▶ [Data supplied]:
----
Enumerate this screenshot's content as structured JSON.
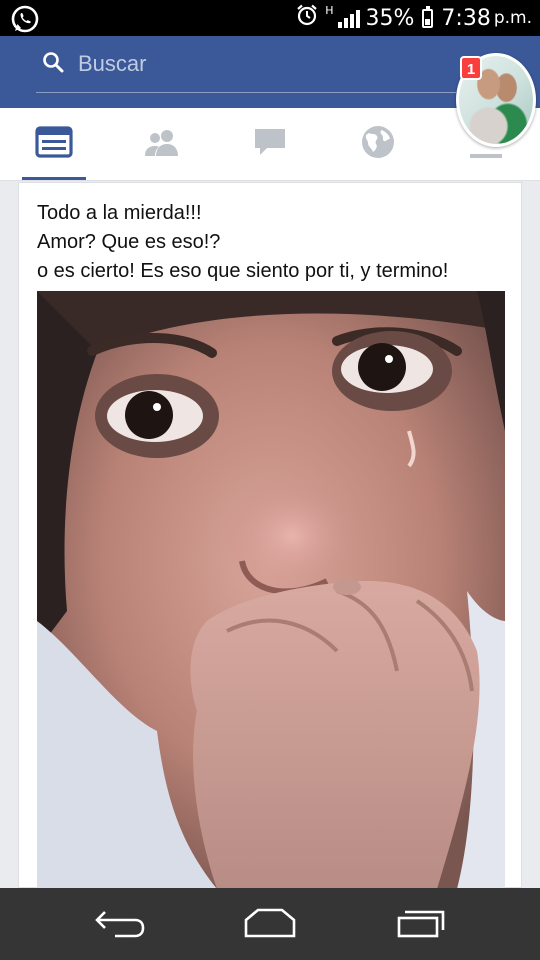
{
  "status_bar": {
    "left_icon": "whatsapp-icon",
    "alarm_icon": "alarm-clock-icon",
    "network_type": "H",
    "signal_icon": "signal-bars-icon",
    "battery_percent": "35%",
    "battery_icon": "battery-icon",
    "time": "7:38",
    "ampm": "p.m."
  },
  "header": {
    "search_placeholder": "Buscar",
    "search_icon": "search-icon",
    "brand_color": "#3b5998"
  },
  "tabs": [
    {
      "icon": "news-feed-icon",
      "active": true
    },
    {
      "icon": "friends-icon",
      "active": false
    },
    {
      "icon": "messages-icon",
      "active": false
    },
    {
      "icon": "globe-notifications-icon",
      "active": false
    },
    {
      "icon": "menu-icon",
      "active": false
    }
  ],
  "chat_head": {
    "badge_count": "1"
  },
  "post": {
    "lines": [
      "Todo a la mierda!!!",
      "Amor? Que es eso!?",
      "o es cierto! Es eso que siento por ti, y termino!"
    ],
    "photo": "photo of a crying young woman covering her mouth with her hand"
  },
  "nav_bar": {
    "back_icon": "back-icon",
    "home_icon": "home-icon",
    "recents_icon": "recent-apps-icon"
  }
}
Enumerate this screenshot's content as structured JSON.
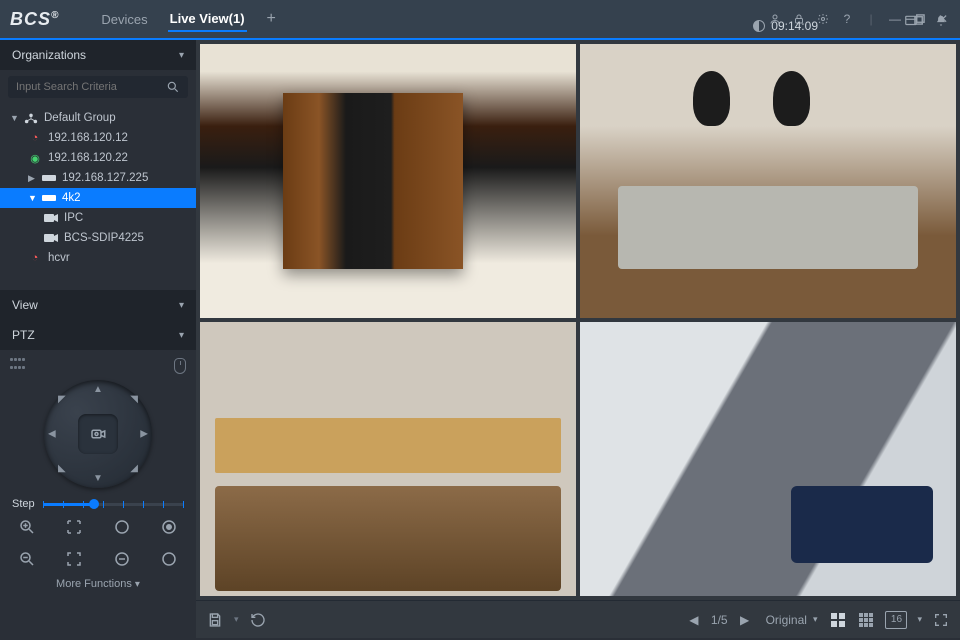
{
  "app": {
    "brand": "BCS"
  },
  "tabs": {
    "devices": "Devices",
    "live": "Live View(1)"
  },
  "clock": "09:14:09",
  "sidebar": {
    "organizations": "Organizations",
    "search_placeholder": "Input Search Criteria",
    "default_group": "Default Group",
    "items": [
      {
        "label": "192.168.120.12"
      },
      {
        "label": "192.168.120.22"
      },
      {
        "label": "192.168.127.225"
      },
      {
        "label": "4k2"
      },
      {
        "label": "IPC"
      },
      {
        "label": "BCS-SDIP4225"
      },
      {
        "label": "hcvr"
      }
    ],
    "view": "View",
    "ptz": "PTZ",
    "step": "Step",
    "more": "More Functions"
  },
  "toolbar": {
    "page": "1/5",
    "ratio": "Original",
    "layout_number": "16"
  }
}
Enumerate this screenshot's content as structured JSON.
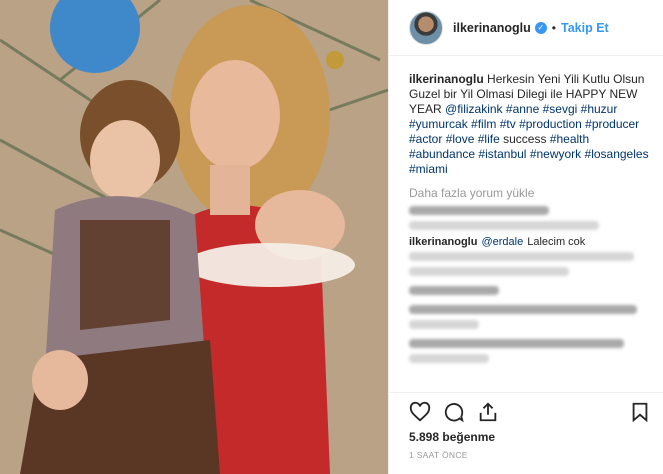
{
  "header": {
    "username": "ilkerinanoglu",
    "separator": "•",
    "follow_label": "Takip Et"
  },
  "caption": {
    "username": "ilkerinanoglu",
    "text": "Herkesin Yeni Yili Kutlu Olsun Guzel bir Yil Olmasi Dilegi ile HAPPY NEW YEAR",
    "mention": "@filizakink",
    "tags_1": [
      "#anne",
      "#sevgi",
      "#huzur",
      "#yumurcak",
      "#film",
      "#tv",
      "#production",
      "#producer",
      "#actor",
      "#love",
      "#life"
    ],
    "word_success": "success",
    "tags_2": [
      "#health",
      "#abundance",
      "#istanbul",
      "#newyork",
      "#losangeles",
      "#miami"
    ]
  },
  "load_more_label": "Daha fazla yorum yükle",
  "comment_fragment": {
    "username": "ilkerinanoglu",
    "mention": "@erdale",
    "text": "Lalecim cok"
  },
  "likes_text": "5.898 beğenme",
  "time_text": "1 SAAT ÖNCE",
  "icons": {
    "verified": "verified-badge-icon",
    "like": "heart-icon",
    "comment": "comment-bubble-icon",
    "share": "share-icon",
    "save": "bookmark-icon"
  },
  "colors": {
    "link_blue": "#3897f0",
    "hashtag": "#003569",
    "muted": "#999999",
    "border": "#efefef"
  }
}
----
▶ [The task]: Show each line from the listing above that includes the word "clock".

▶ [Answer to the exercise]:
    "alarm_icon": "alarm-clock-icon",
  "clock": "09:14:09",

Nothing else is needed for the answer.